Supplied data
Content starts
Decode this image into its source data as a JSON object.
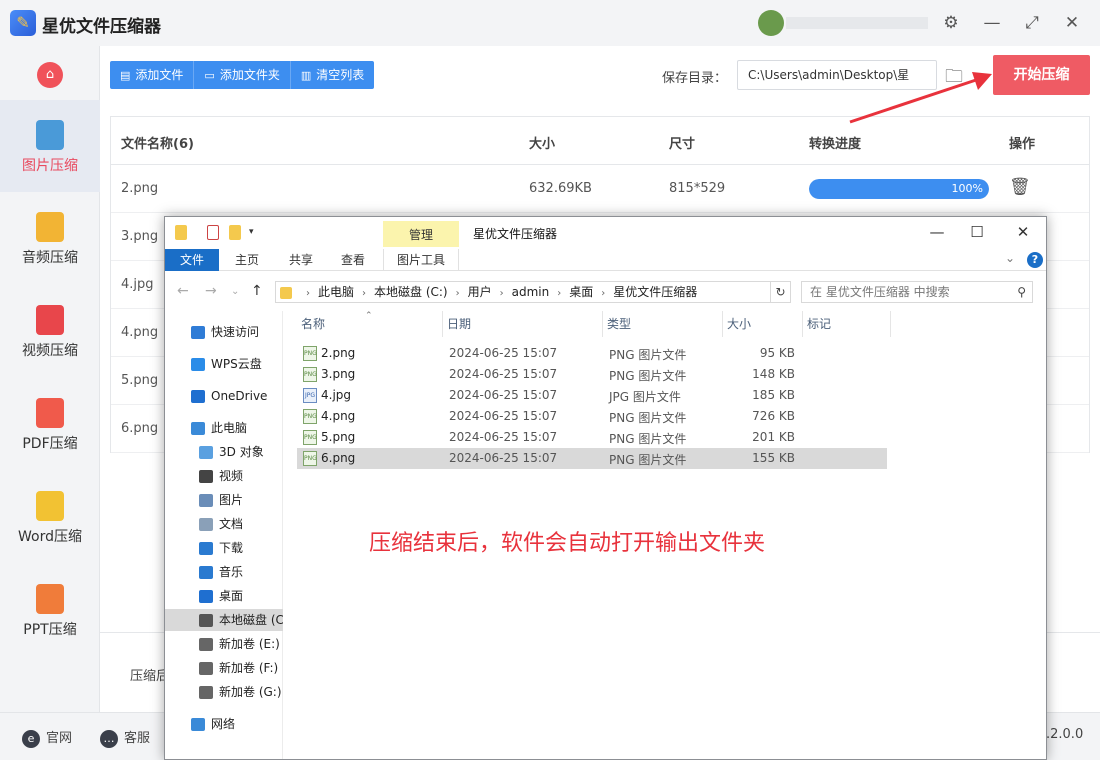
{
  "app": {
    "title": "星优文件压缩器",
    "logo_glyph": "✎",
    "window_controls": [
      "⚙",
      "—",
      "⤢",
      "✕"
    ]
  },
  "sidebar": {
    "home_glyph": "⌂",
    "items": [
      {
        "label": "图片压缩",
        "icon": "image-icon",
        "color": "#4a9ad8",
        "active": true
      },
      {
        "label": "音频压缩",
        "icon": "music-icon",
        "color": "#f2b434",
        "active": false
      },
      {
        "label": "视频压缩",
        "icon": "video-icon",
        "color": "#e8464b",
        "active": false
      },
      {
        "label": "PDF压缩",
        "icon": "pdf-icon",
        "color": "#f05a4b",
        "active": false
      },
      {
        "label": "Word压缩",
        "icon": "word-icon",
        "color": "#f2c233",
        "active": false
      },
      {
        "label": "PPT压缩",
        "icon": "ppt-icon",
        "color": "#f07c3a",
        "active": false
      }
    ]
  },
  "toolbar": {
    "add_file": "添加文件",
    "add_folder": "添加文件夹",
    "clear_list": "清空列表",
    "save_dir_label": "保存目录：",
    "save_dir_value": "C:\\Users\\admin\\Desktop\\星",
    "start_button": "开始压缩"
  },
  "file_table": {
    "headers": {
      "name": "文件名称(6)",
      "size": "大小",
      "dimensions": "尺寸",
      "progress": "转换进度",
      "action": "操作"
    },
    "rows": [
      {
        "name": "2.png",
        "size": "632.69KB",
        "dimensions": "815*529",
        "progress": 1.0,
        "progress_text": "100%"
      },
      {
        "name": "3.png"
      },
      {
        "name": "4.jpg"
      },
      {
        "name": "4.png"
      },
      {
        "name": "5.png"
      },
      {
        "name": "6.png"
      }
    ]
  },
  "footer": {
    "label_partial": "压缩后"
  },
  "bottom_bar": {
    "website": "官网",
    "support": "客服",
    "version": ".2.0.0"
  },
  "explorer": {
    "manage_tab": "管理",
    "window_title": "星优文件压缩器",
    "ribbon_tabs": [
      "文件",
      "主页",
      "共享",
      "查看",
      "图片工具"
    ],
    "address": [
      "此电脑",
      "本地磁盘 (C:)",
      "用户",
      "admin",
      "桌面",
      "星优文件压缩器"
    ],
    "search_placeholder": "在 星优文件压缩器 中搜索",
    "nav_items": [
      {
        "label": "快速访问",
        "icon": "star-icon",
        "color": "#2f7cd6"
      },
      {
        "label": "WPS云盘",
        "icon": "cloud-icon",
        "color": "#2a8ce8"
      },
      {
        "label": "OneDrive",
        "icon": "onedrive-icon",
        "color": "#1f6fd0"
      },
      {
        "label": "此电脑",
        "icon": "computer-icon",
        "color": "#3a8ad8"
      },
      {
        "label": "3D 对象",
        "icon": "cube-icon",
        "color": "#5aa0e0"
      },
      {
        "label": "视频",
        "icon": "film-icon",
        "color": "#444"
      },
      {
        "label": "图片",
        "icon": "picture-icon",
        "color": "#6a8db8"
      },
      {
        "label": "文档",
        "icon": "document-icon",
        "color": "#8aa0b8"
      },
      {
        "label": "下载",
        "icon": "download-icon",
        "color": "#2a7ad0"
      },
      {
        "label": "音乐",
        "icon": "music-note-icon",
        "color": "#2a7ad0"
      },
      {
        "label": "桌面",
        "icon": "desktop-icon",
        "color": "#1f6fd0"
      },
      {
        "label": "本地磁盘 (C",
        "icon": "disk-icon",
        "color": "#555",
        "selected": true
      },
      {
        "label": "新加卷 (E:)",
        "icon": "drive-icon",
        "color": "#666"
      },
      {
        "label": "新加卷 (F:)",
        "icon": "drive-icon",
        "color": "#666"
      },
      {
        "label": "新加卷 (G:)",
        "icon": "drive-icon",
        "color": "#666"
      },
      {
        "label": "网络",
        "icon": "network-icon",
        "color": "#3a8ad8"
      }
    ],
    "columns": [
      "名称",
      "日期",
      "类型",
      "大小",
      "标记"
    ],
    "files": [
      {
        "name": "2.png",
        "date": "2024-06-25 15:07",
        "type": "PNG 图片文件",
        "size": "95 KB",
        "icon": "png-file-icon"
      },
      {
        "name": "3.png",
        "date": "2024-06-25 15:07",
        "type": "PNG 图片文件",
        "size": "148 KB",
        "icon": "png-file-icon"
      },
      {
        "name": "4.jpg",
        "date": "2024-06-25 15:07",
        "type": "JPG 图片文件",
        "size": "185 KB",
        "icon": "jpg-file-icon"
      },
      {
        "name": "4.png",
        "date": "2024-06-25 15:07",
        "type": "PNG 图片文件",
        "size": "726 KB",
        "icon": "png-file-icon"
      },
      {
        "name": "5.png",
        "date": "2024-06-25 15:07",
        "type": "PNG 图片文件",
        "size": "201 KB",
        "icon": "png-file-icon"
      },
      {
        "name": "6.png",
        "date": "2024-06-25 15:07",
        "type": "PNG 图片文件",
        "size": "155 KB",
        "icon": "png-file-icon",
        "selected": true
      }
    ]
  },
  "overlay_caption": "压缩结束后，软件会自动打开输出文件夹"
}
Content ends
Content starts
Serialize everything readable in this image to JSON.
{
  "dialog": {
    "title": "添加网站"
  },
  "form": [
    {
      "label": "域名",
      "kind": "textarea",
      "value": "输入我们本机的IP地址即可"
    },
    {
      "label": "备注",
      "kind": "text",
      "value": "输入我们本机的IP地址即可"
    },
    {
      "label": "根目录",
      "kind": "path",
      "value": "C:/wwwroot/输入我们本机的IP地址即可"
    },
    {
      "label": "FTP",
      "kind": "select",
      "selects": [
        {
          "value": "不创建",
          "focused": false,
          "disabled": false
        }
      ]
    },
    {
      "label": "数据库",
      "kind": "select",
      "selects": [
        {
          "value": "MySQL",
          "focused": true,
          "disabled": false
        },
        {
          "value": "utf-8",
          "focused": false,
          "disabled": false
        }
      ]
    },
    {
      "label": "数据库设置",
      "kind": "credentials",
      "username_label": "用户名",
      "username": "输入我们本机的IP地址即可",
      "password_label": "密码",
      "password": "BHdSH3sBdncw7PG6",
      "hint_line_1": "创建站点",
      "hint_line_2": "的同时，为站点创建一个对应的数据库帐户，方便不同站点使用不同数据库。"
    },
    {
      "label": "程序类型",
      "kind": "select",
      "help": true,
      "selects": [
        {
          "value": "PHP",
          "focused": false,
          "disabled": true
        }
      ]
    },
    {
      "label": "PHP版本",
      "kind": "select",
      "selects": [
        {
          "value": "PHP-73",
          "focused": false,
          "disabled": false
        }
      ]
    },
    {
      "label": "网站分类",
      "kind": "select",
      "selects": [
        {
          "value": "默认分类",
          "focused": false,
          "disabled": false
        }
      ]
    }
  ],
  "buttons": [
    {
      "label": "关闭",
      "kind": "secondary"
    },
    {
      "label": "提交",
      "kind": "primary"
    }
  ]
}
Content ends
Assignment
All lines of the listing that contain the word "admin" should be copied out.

Output of the task
    "save_dir_value": "C:\\Users\\admin\\Desktop\\星",
      "admin",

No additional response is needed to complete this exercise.